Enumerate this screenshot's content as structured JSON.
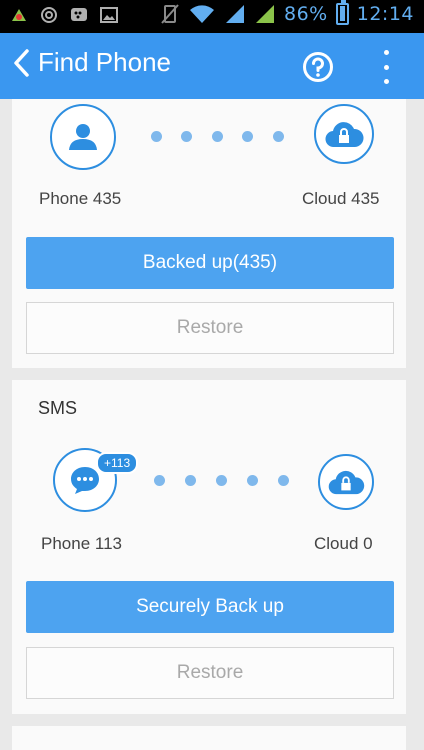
{
  "status_bar": {
    "battery_percent": "86%",
    "time": "12:14"
  },
  "app_bar": {
    "title": "Find Phone",
    "help_icon": "help-circle-icon",
    "more_icon": "more-vert-icon"
  },
  "contacts_card": {
    "phone_label": "Phone 435",
    "cloud_label": "Cloud 435",
    "primary_button": "Backed up(435)",
    "restore_button": "Restore"
  },
  "sms_card": {
    "title": "SMS",
    "badge": "+113",
    "phone_label": "Phone 113",
    "cloud_label": "Cloud 0",
    "primary_button": "Securely Back up",
    "restore_button": "Restore"
  },
  "colors": {
    "accent": "#3a97f0",
    "button": "#4da3f0",
    "icon": "#2d8ee0"
  }
}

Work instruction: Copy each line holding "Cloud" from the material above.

Output for this exercise:
    "cloud_label": "Cloud 435",
    "cloud_label": "Cloud 0",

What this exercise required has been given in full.